In September 2011, Kiddimoto founder Simon Booth braved the unforgiving entrepreneurs of the Dragon’s Den and emerged having tamed not one, but two Dragons.
Hilary Devey and Duncan Bannatyne were impressed with Simon’s pitch and his balance bikes, and made a joint offer of a £75,000 investment for a 30% stake in the business.
More than five years later, the 44-year-old Somerset-based father-of-two reflects on the daunting experience of facing some of the most intimidating personalities on television…
What made you apply to go on the show?
“I was left home alone with the kids one Tuesday evening in May. After putting the kids to bed and having a bite to eat, I settled down on the sofa with a bottle of red and the laptop. I quickly found myself on the BBC website. About an hour later I had sent in an online application for the Dragons’ Den. Three days later I had a call from a BBC researcher, who invited me for a screen test in Manchester the following Monday.”
You obviously managed to make an impression in the screen test…
“It was in front of a camera with just the researcher and camera man. This was about the fourth time I had said the pitch out loud and definitely the first time in front of a camera. The guys at the BBC were great and made me feel quite at ease and sent me home feeling good about the audition. The call came from the researcher on the following Thursday to say that Kiddimoto had been selected for the ‘Den’ and that filming would be in the next couple of weeks.”
How did you prepare for your appearance?
“I had less than two weeks to prepare all due diligence, refine my pitch and work out how I would handle it. All this pressure on top of continuing to run the business, which was demanding of my time.”
Walking out to face the Dragons must have been a nerve-wracking experience.
“As I walked up the stairs into the Den I felt very nervous, but I had Ruby, my daughter and greatest ally, with me so I didn’t feel alone. I felt as if I was stepping inside the television itself. Drinking in the sights in front of me with the Dragons, the crew and the bright lights, it was as if I’d been sucked through the screen in my living room! My initial pitch lasted just three minutes. Ruby and I walked into the Den and I unveiled the Kiddimoto range, delivered my pitch, then Ruby did a few demo laps of the Den and away she went. Then ensued possibly the most draining two hours of my life as the five Dragons attacked me from every angle.”
How do you think the interrogation went?
“I think that I managed to get the concept of Kiddimoto across pretty well, but I stumbled with some of the close financial interrogations, and I don’t think I managed to get across the uniqueness of the Heroes range. Deborah Meaden quizzed me about a missing £100K that I just couldn’t account for. Luckily Hilary Devey came to my aid, building in transport costs. The remainder of the £100k could be accounted for in royalties paid to the world champions in our Heroes range, but I just froze on this and felt that perhaps I’d blown it all when Deborah Meaden uttered those dreaded words, ‘I’m out!’ ”

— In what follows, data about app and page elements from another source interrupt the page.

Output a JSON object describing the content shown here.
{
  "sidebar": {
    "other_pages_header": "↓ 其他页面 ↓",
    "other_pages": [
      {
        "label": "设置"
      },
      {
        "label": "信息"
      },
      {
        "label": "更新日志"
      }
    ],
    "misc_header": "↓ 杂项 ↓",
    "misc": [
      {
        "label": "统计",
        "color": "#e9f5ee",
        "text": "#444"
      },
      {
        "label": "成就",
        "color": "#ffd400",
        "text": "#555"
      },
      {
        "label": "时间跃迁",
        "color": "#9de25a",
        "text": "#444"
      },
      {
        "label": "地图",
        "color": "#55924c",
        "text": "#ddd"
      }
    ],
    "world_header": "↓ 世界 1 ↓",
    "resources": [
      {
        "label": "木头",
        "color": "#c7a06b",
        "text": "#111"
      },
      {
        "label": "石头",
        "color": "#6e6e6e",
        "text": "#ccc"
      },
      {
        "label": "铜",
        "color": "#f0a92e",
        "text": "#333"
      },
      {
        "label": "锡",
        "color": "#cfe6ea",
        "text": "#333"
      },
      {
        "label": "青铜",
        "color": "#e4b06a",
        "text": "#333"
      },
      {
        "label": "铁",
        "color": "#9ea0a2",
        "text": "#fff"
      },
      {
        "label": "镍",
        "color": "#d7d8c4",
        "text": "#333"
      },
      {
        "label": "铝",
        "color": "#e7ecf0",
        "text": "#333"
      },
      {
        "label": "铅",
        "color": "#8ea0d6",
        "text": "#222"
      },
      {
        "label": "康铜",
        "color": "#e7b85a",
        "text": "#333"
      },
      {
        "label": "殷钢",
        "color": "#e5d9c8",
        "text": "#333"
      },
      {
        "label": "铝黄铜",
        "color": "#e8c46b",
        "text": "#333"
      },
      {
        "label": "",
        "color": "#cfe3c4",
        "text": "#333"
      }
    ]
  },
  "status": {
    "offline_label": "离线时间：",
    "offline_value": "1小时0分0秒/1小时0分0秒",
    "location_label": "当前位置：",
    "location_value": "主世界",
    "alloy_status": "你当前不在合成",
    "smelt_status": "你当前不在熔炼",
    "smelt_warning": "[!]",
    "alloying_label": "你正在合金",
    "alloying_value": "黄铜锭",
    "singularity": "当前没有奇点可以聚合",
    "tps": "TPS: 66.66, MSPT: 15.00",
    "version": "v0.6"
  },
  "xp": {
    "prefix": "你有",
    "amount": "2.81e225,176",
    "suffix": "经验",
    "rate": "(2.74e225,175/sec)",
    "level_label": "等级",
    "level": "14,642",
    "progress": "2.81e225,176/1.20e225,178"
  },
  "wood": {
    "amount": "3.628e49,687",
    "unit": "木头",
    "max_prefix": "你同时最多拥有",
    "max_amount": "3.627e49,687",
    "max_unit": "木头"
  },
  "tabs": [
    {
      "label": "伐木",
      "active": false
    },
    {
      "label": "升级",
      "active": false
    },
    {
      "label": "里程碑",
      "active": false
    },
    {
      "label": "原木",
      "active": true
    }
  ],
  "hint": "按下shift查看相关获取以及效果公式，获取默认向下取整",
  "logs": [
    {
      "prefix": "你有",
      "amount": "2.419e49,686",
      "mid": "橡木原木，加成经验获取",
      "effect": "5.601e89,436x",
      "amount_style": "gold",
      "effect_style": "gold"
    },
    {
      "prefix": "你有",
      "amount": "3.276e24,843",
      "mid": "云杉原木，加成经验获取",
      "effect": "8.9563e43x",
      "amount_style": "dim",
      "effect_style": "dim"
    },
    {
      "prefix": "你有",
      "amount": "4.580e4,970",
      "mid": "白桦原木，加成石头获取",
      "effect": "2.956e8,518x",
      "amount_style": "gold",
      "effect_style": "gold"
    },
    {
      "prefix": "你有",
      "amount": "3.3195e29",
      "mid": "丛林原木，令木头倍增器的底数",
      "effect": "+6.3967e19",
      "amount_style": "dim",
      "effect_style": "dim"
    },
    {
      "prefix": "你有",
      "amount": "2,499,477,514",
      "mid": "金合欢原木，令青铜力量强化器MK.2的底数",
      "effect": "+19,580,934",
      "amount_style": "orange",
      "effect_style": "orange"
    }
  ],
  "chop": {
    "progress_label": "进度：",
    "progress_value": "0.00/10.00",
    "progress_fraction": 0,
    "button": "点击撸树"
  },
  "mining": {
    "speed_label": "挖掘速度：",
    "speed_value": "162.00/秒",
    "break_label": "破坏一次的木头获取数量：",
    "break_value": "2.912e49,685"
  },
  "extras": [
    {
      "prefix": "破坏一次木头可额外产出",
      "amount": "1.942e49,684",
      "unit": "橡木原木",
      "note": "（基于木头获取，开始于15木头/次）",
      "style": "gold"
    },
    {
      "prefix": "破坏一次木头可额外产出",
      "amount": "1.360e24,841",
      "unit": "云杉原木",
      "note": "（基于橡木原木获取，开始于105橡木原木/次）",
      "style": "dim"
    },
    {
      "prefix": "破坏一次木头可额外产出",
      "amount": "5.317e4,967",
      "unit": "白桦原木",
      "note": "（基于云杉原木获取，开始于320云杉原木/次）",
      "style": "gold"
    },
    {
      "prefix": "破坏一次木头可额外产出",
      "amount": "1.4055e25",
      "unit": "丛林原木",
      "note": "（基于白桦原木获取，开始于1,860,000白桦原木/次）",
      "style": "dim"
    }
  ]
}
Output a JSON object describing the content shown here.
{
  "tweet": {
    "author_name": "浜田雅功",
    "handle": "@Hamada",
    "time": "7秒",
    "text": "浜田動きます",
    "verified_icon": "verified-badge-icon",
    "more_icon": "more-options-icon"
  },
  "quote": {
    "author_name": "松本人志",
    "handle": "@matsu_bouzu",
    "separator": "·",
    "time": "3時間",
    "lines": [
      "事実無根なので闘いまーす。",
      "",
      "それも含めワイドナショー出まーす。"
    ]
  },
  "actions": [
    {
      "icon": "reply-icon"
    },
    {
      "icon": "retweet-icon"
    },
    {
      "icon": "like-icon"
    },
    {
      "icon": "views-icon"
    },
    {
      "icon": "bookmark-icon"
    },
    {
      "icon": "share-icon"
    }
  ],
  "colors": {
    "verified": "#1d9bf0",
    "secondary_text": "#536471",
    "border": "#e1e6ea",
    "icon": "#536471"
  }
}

You really thought it was game over?
“Yeah. I knew my figures inside out, but my mind just went completely blank, like a frozen computer screen, and I simply could not recall anything. After that I felt I was on a downwards helter skelter. I knew where Deborah Meaden was taking me. She had given me a spade to dig myself in with and I did. I was starting to look deep down into the hole when Duncan and Hilary helped me fill it in.”

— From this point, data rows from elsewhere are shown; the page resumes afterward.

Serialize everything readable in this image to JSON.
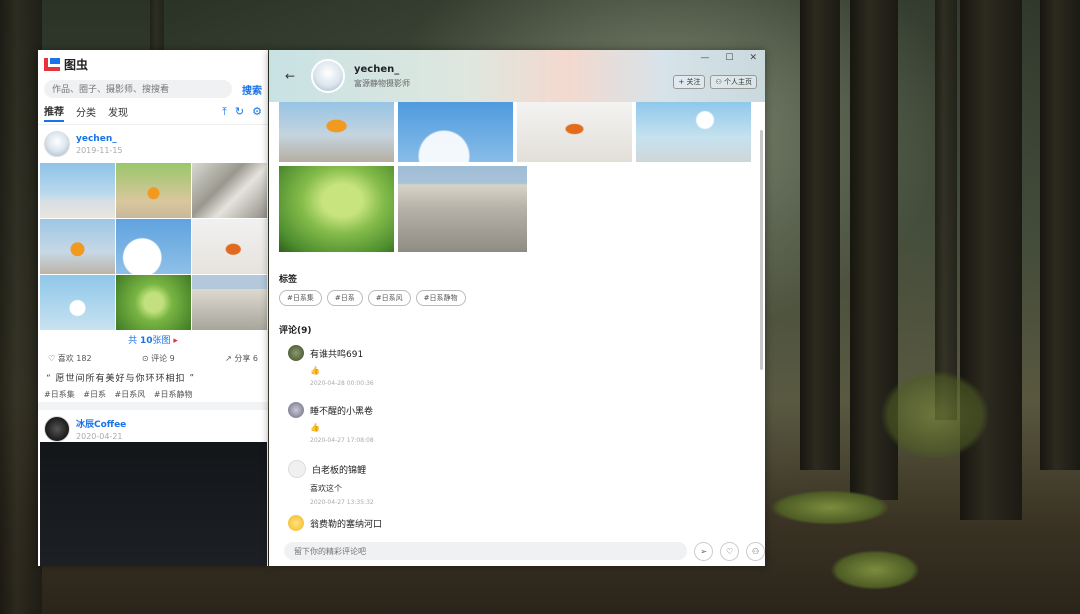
{
  "left": {
    "brand": "图虫",
    "search_placeholder": "作品、圈子、摄影师、搜搜看",
    "search_label": "搜索",
    "tabs": [
      "推荐",
      "分类",
      "发现"
    ],
    "post1": {
      "user": "yechen_",
      "date": "2019-11-15",
      "more_prefix": "共",
      "more_count": "10",
      "more_suffix": "张图",
      "likes": "喜欢 182",
      "comments": "评论 9",
      "shares": "分享 6",
      "quote": "“ 愿世间所有美好与你环环相扣 ”",
      "tags": [
        "#日系集",
        "#日系",
        "#日系风",
        "#日系静物"
      ]
    },
    "post2": {
      "user": "冰辰Coffee",
      "date": "2020-04-21"
    }
  },
  "right": {
    "user": "yechen_",
    "subtitle": "富源静物摄影师",
    "follow_label": "+ 关注",
    "home_label": "个人主页",
    "tags_title": "标签",
    "tags": [
      "#日系集",
      "#日系",
      "#日系风",
      "#日系静物"
    ],
    "comments_title": "评论(9)",
    "comments": [
      {
        "name": "有谁共鸣691",
        "body": "👍",
        "time": "2020-04-28 00:00:36"
      },
      {
        "name": "睡不醒的小黑卷",
        "body": "👍",
        "time": "2020-04-27 17:08:08"
      },
      {
        "name": "白老板的锦鲤",
        "body": "喜欢这个",
        "time": "2020-04-27 13:35:32"
      },
      {
        "name": "翁费勒的塞纳河口",
        "body": "",
        "time": ""
      }
    ],
    "comment_placeholder": "留下你的精彩评论吧"
  },
  "icons": {
    "back": "arrow-left-icon",
    "send": "send-icon",
    "heart": "heart-icon",
    "user": "user-icon"
  },
  "colors": {
    "accent": "#1a73e8"
  }
}
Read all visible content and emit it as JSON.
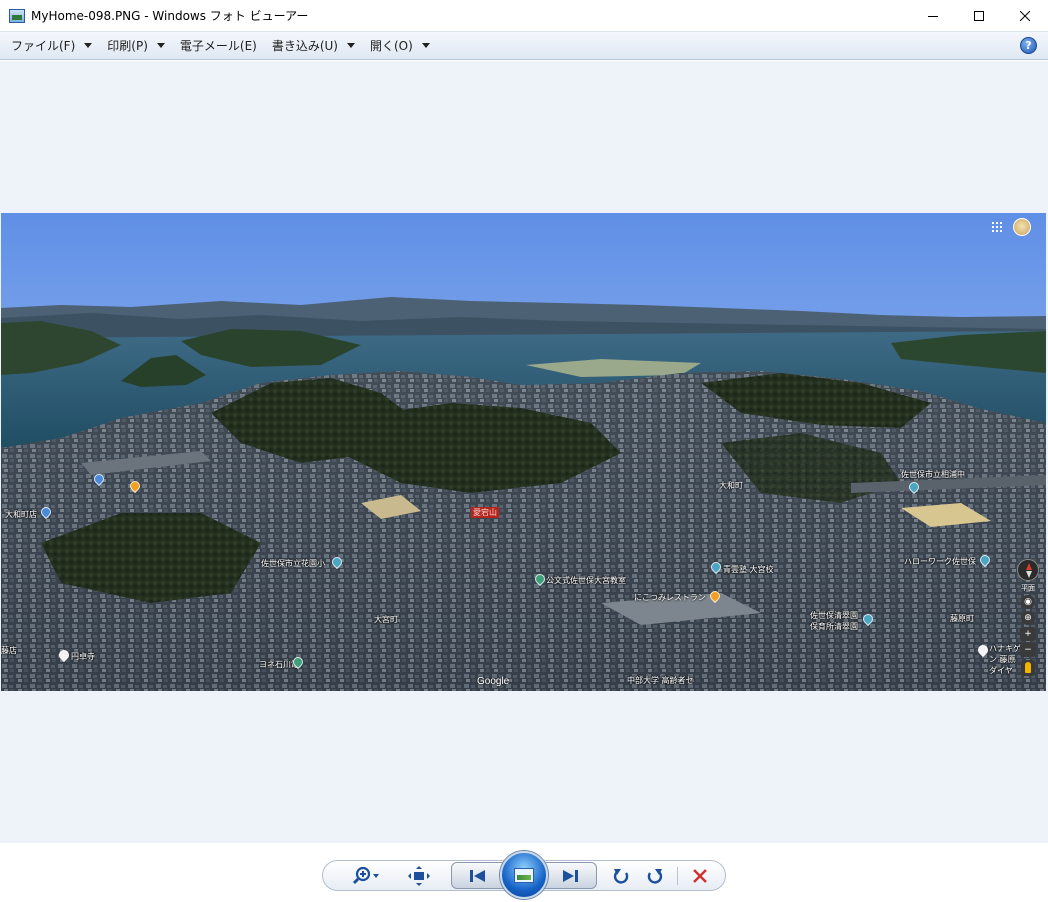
{
  "window": {
    "title": "MyHome-098.PNG - Windows フォト ビューアー",
    "icon": "photo-viewer-app-icon",
    "controls": [
      "minimize-icon",
      "maximize-icon",
      "close-icon"
    ]
  },
  "menubar": {
    "items": [
      {
        "label": "ファイル(F)",
        "has_dropdown": true
      },
      {
        "label": "印刷(P)",
        "has_dropdown": true
      },
      {
        "label": "電子メール(E)",
        "has_dropdown": false
      },
      {
        "label": "書き込み(U)",
        "has_dropdown": true
      },
      {
        "label": "開く(O)",
        "has_dropdown": true
      }
    ],
    "help_label": "?"
  },
  "photo": {
    "description_icon": "aerial-map-image",
    "map_labels": {
      "hospital": "大和町店",
      "temple": "円卓寺",
      "school1": "佐世保市立花園小",
      "town1": "大宮町",
      "kinder": "公文式佐世保大宮教室",
      "town2": "大和町",
      "school2": "佐世保市立相浦中",
      "ramen": "にこつみレストラン",
      "school3": "青雲塾 大宮校",
      "nursery": "佐世保清翠園 保育所清翠園",
      "hellowork": "ハローワーク佐世保",
      "town3": "藤原町",
      "shop": "ヨネ石川電",
      "station": "愛宕山",
      "hall": "中部大学 高齢者セ",
      "left_edge": "藤店",
      "right_store": "ハナキゲン 藤原ダイヤ"
    },
    "google_watermark": "Google",
    "flat_label": "平面",
    "zoom_in": "+",
    "zoom_out": "−"
  },
  "toolbar": {
    "buttons": [
      "zoom-icon",
      "fit-to-window-icon",
      "previous-icon",
      "slideshow-icon",
      "next-icon",
      "rotate-counterclockwise-icon",
      "rotate-clockwise-icon",
      "delete-icon"
    ]
  },
  "colors": {
    "viewer_background": "#eef2f9",
    "menubar_top": "#f4f7fc",
    "menubar_bottom": "#dfe8f3",
    "accent_blue": "#1663c7",
    "delete_red": "#d0312d"
  }
}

You must have been on cloud nine when you received an offer.
“Absolutely. With two Dragons gone, Duncan Bannatyne finally uttered the immortal words, ‘Because I like your product, I’m going to make you an offer.’ However, not one but two offers followed. The first – all the money for 30%; the second – half the money for 15%. In my mind, I had the maximum figure of 25% to give in exchange for investment but at this stage I was almost relieved after my early faux pas with the financials to be offered anything at all! Hilary weighed in with a few more questions but at this point my head was racing with adrenalin and I accepted a joint offer from both. By the end I felt exhausted but relieved – I’d been dragged through the mire but managed to just about keep my cool, my integrity and self-dignity. Although totally drained, I felt that it had been a great success.”

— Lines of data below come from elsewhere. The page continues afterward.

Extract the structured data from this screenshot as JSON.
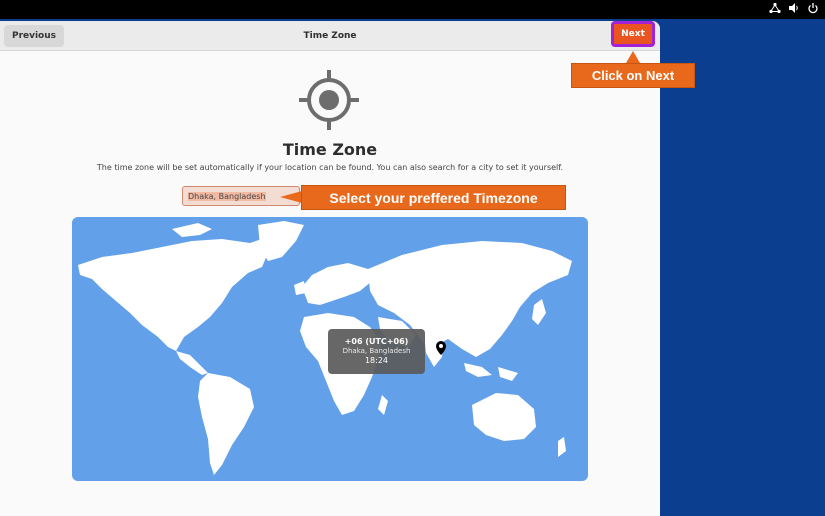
{
  "system_tray": {
    "network_icon": "network-icon",
    "volume_icon": "volume-icon",
    "power_icon": "power-icon"
  },
  "header": {
    "previous_label": "Previous",
    "title": "Time Zone",
    "next_label": "Next"
  },
  "main": {
    "icon": "location-crosshair-icon",
    "title": "Time Zone",
    "subtitle": "The time zone will be set automatically if your location can be found. You can also search for a city to set it yourself.",
    "search_value": "Dhaka, Bangladesh"
  },
  "map": {
    "tooltip_offset": "+06 (UTC+06)",
    "tooltip_city": "Dhaka, Bangladesh",
    "tooltip_time": "18:24",
    "pin_icon": "map-pin-icon"
  },
  "annotations": {
    "next_callout": "Click on Next",
    "timezone_callout": "Select your preffered Timezone"
  },
  "colors": {
    "accent": "#e95420",
    "highlight_border": "#a321d6",
    "map_water": "#62a0ea",
    "desktop": "#0b3e8f",
    "callout": "#e9691c"
  }
}
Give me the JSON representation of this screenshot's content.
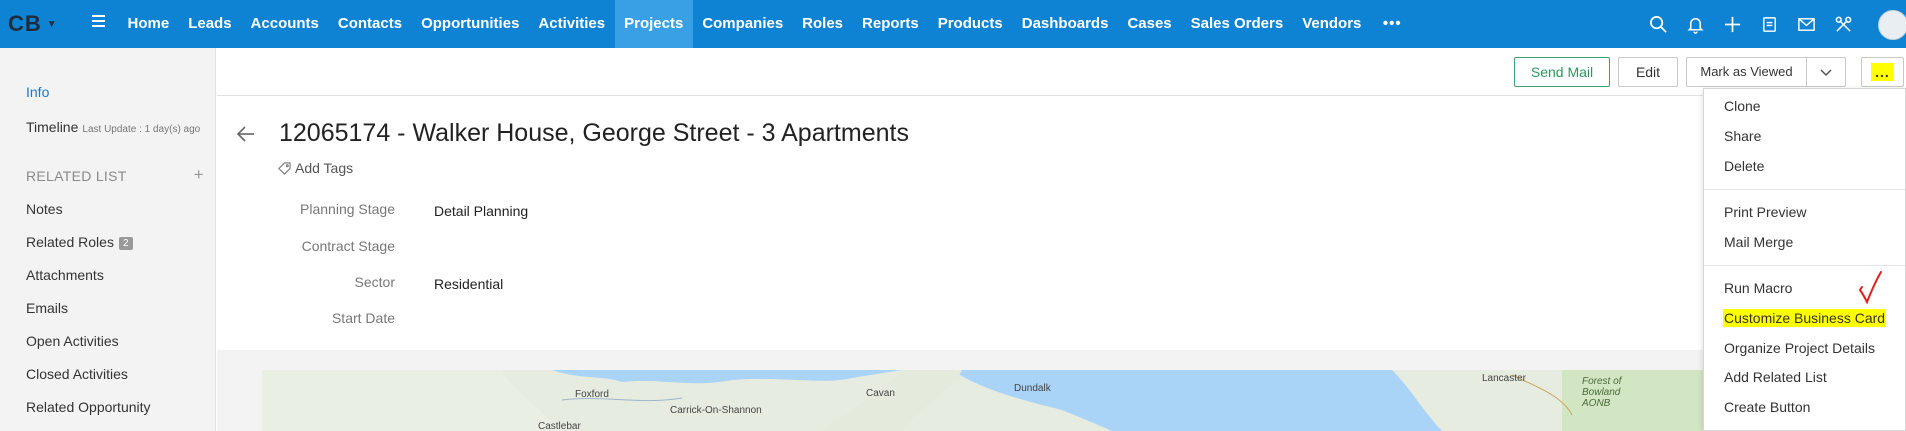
{
  "brand": {
    "logo": "CB"
  },
  "nav": {
    "items": [
      "Home",
      "Leads",
      "Accounts",
      "Contacts",
      "Opportunities",
      "Activities",
      "Projects",
      "Companies",
      "Roles",
      "Reports",
      "Products",
      "Dashboards",
      "Cases",
      "Sales Orders",
      "Vendors"
    ],
    "active": "Projects",
    "more": "•••"
  },
  "top_icons": [
    "search-icon",
    "bell-icon",
    "plus-icon",
    "calendar-icon",
    "mail-icon",
    "settings-tools-icon"
  ],
  "sidebar": {
    "info": "Info",
    "timeline": "Timeline",
    "timeline_sub": "Last Update : 1 day(s) ago",
    "related_list": "RELATED LIST",
    "items": [
      {
        "label": "Notes"
      },
      {
        "label": "Related Roles",
        "badge": "2"
      },
      {
        "label": "Attachments"
      },
      {
        "label": "Emails"
      },
      {
        "label": "Open Activities"
      },
      {
        "label": "Closed Activities"
      },
      {
        "label": "Related Opportunity"
      }
    ]
  },
  "actions": {
    "send_mail": "Send Mail",
    "edit": "Edit",
    "mark_as_viewed": "Mark as Viewed",
    "more": "..."
  },
  "record": {
    "title": "12065174 - Walker House, George Street - 3 Apartments",
    "add_tags": "Add Tags",
    "fields": [
      {
        "label": "Planning Stage",
        "value": "Detail Planning"
      },
      {
        "label": "Contract Stage",
        "value": ""
      },
      {
        "label": "Sector",
        "value": "Residential"
      },
      {
        "label": "Start Date",
        "value": ""
      }
    ]
  },
  "map": {
    "labels": [
      "Foxford",
      "Carrick-On-Shannon",
      "Cavan",
      "Dundalk",
      "Castlebar",
      "Lancaster",
      "Forest of Bowland AONB"
    ]
  },
  "menu": {
    "groups": [
      [
        "Clone",
        "Share",
        "Delete"
      ],
      [
        "Print Preview",
        "Mail Merge"
      ],
      [
        "Run Macro",
        "Customize Business Card",
        "Organize Project Details",
        "Add Related List",
        "Create Button"
      ]
    ],
    "highlighted": "Customize Business Card"
  },
  "colors": {
    "topbar": "#0f83d3",
    "active_tab": "#3aa0e6",
    "highlight": "#ffff00",
    "send_mail": "#2a9a5e",
    "annotation": "#e02020"
  }
}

So what happened following the show?
“I had quite a bit of contact with Hilary’s finance director and he was very helpful and insightful, but ultimately there was an issue with a minority shareholder that essentially scuppered the deal. I also felt that Duncan’s advice of not giving away part of my business was invaluable and thus followed it. He really struck a cord when he asked “Why not sell your motorbike to raise cash?” He had a good point!”
So despite the deal not going through, was it a positive experience?
“The whole follow-up process was very interesting in that it threw up something I hadn’t even considered and it also brought about an almost ‘light bulb’ moment for me. After the cameras had stopped rolling and the show had been aired, I realised that the company has some phenomenal strengths and that the way we are going is definitely in the right direction. And I realised that Kiddimoto didn’t have to go down the Dragons route and that the deal didn’t need to go through. Once I’d reached that conclusion, it felt great.”
Watch Kiddimoto on Dragon’s Den here.